6.    Do It Fast

If you do need to pivot your business, then the longer you wait, the worse it will be. You’ll have less room to maneuver. You’ll have fewer finances to do it. You’ll be under a lot more pressure, which can yield more mistakes.

If you are going to pivot, the early you do it the better the outcome.

7.    Make The Hard Decisions, Fast

If you are going to pivot your business, there may be hard conversations to have, and hard decisions to make. The faster you do it, the better.

Just commit, follow-through, and move on.

This may mean laying off half of your staff, closing physical locations, restructuring debt, and turning off many old customers that don’t match this new model. You may have to make significant financial bets on this new direction. Go all in. Go fast.

Summary

Many businesses have to pivot. Brand new startups and large mature corporations alike have to go through this to stay alive and grow. There can be growing pains and tough decisions to make. Yet, if you work these steps, pivoting can set you up for the success you’ve always been looking for and believed possible.

BIO

 

Alejandro Cremades is a serial entrepreneur and the author of The Art of Startup Fundraising. With a foreword by ‘Shark Tank‘ star Barbara Corcoran, and published by John Wiley & Sons, the book was named one of the best books for entrepreneurs.

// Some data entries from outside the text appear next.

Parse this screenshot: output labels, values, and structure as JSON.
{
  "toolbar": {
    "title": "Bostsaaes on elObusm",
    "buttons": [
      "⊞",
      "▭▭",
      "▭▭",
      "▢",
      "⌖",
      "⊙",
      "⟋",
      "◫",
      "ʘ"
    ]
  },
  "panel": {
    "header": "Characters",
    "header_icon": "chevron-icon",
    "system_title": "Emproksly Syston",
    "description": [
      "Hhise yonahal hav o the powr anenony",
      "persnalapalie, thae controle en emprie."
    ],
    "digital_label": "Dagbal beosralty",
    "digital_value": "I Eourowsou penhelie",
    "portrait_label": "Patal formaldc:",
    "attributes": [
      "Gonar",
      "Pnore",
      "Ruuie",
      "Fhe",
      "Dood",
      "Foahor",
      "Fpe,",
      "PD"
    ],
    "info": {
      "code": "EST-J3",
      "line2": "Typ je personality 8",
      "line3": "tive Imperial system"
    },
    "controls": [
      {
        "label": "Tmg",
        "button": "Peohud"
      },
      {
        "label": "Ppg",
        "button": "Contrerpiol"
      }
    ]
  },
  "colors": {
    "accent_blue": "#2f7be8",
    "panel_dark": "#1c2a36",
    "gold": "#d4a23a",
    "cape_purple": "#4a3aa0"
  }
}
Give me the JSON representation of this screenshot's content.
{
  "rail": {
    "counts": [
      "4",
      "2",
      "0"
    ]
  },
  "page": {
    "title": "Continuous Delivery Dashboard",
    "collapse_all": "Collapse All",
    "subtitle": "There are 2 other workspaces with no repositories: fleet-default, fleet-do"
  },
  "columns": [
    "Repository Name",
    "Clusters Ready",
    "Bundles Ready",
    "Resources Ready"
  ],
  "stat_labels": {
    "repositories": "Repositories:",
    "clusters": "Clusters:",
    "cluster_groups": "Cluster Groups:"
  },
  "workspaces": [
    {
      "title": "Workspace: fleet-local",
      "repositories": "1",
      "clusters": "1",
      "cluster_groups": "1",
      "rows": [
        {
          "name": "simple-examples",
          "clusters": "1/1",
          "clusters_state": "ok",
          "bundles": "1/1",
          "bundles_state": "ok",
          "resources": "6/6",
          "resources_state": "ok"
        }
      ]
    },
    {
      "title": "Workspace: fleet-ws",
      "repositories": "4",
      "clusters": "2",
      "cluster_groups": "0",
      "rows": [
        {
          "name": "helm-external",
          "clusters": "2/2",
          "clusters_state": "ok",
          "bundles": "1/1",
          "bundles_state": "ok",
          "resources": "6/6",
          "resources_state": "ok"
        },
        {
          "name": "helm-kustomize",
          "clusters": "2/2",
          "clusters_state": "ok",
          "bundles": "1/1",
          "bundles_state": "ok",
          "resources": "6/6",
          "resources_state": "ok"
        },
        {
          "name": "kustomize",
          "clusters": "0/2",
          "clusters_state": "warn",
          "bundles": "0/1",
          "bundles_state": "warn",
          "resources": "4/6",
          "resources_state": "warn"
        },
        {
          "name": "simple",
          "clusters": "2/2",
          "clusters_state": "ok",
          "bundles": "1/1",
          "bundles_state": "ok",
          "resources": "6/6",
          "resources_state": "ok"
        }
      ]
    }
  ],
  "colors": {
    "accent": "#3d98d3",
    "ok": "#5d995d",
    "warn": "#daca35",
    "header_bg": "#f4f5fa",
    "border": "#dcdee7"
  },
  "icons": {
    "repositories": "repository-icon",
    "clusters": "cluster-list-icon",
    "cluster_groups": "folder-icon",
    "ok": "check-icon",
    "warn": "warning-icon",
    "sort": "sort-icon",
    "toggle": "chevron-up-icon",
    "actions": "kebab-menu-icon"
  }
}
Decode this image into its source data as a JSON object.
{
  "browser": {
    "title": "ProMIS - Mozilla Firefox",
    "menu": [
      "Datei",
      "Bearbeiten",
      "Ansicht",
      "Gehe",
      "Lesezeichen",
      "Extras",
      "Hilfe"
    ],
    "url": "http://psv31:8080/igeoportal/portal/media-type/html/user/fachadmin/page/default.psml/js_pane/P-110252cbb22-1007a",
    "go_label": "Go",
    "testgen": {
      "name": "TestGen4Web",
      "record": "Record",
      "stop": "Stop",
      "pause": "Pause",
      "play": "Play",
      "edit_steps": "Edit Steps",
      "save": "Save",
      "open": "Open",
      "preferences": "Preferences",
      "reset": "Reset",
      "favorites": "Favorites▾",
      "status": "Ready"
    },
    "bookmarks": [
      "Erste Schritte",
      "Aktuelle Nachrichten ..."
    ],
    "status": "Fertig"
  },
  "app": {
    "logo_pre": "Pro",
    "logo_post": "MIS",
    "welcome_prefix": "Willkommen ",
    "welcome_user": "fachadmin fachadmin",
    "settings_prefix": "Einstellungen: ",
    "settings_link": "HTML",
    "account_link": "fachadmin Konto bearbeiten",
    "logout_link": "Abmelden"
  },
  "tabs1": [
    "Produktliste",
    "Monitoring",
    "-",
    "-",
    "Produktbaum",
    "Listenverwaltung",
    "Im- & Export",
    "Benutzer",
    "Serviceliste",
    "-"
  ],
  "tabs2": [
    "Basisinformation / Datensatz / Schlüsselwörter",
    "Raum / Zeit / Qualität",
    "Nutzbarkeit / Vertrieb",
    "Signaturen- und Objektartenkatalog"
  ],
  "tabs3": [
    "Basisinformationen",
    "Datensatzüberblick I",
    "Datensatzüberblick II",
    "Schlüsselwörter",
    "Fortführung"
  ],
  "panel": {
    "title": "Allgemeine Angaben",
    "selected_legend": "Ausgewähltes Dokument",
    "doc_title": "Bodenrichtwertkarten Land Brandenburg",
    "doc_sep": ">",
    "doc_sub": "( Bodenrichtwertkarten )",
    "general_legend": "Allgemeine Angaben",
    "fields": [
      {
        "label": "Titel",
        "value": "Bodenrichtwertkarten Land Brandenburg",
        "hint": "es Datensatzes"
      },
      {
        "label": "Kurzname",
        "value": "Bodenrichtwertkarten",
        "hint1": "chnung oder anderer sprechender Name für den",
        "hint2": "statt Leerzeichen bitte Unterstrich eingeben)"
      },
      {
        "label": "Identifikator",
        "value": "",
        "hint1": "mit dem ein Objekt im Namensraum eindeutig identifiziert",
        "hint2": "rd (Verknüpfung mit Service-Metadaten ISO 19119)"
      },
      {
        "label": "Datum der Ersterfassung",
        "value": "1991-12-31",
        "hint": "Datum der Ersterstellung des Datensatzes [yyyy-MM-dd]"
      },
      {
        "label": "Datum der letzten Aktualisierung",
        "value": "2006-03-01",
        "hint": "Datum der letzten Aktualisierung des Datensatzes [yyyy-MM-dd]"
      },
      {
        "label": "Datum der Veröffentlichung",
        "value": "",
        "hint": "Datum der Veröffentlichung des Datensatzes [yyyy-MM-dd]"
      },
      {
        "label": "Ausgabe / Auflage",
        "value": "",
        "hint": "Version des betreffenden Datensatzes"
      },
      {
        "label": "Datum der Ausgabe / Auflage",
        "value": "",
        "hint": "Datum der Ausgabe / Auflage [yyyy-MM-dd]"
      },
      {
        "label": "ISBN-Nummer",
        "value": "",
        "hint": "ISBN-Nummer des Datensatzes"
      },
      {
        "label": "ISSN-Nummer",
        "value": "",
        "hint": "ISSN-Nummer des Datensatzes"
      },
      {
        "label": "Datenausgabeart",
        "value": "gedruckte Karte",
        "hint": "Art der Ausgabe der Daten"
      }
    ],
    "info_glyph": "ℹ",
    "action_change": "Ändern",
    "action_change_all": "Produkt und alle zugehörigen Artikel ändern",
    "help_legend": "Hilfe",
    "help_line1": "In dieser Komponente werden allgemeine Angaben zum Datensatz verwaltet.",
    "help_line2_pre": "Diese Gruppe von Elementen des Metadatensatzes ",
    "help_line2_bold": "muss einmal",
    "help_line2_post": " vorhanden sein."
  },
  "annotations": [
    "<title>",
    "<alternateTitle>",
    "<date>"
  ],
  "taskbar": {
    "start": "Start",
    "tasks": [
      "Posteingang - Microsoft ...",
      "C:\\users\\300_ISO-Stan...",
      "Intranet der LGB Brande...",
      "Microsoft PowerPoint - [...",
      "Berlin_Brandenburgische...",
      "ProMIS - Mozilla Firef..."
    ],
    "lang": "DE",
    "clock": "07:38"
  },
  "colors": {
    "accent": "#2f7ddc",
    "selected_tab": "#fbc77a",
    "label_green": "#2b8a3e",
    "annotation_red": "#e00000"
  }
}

The book offers a step-by-step guide to today‘s way of raising money for entrepreneurs.

Most recently, Alejandro built and exited CoFoundersLab which is one of the largest communities of founders online.

Prior to CoFoundersLab, Alejandro worked as a lawyer at King & Spalding where he was involved in one of the biggest investment arbitration cases in history ($113 billion at stake).

Alejandro is an active speaker and has given guest lectures at the Wharton School of Business, Columbia Business School, and at NYU Stern School of Business.

Alejandro has been involved with the JOBS Act since inception and was invited to the White House and the US House of Representatives to provide his stands on the new regulatory changes concerning fundraising online.